For example, if the Fed buys government securities, they pay with new money that gets added to the reserves of the banking system. This increase in the money supply causes the fed funds rate to go down - let's say from 4% to 3%. Why does that matter? Almost immediately, interest rates on many other financial investments in the economy would go down as well, which means that the Fed has just lowered the price of money for consumers and businesses. Interest rates on credit cards, home equity loans and business loans begin to fall, making it cheaper to borrow, and this in turn stimulates the economy. At the same time, interest rates on savings accounts fall.

In the town of Ceelo, Lydia, the factory worker, can now take out a home equity loan and upgrade her kitchen - a project she's been wanting to pursue for a long time. Bob, the business owner of a lawn service, finds it cheaper to borrow money to invest into his business. These people are happy about lower interest rates.

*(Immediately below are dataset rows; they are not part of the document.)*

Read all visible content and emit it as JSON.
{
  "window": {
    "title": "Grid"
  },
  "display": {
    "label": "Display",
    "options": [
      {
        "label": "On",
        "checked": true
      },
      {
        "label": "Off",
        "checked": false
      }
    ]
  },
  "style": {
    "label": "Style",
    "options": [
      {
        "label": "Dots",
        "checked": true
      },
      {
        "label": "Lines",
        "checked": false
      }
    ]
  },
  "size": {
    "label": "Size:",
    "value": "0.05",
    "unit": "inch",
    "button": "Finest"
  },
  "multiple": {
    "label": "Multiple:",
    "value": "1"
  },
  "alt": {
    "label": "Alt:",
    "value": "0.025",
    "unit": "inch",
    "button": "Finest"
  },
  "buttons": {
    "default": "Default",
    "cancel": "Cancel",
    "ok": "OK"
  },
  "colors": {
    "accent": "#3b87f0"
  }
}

However, people like Allison are not. Allison depends not only on Social Security checks she receives each month, but on the interest she earns in her large savings accounts at the bank. When interest rates go down, Allison earns a lower return, which lowers her income. She's very disappointed to hear this news. Borrowers love it and savers hate it when interest rates go down, something that happens when the Federal Reserve buys bonds in the open market.

On the other hand, when the economy is growing too quickly and inflation is going up, the Federal Reserve may conduct open market operations by selling government securities, leading to an increase in the fed funds rate, which trickles down to many of the other rates that affect consumers and businesses. In this case, interest rates on credit cards, home equity loans and business loans would rise, creating less of an incentive for consumers and businesses to borrow money. This, in turn, slows down the economic output of the nation. However, interest rates on savings accounts would rise, benefiting savers. Borrowers hate it when interest rates go up, but savers love it.

To unlock this lesson you must be a Study.com Member.
Create your account

Register to view this lesson

Are you a student or a teacher?

Unlock Your Education

See for yourself why 30 million people use Study.com

Become a Study.com member and start learning now.
Become a Member  Back
What teachers are saying about Study.com
Try it risk-free for 30 days

Earning College Credit

Did you know… We have over 200 college courses that prepare you to earn credit by exam that is accepted by over 1,500 colleges and universities. You can test out of the first two years of college and save thousands off your degree. Anyone can earn credit-by-exam regardless of age or education level.

To learn more, visit our Earning Credit Page

Transferring credit to the school of your choice

Not sure what college you want to attend yet? Study.com has thousands of articles about every imaginable degree, area of study and career path that can help you find the school that's right for you.

Create an account to start this course today
Try it risk-free for 30 days!
Create an account
Support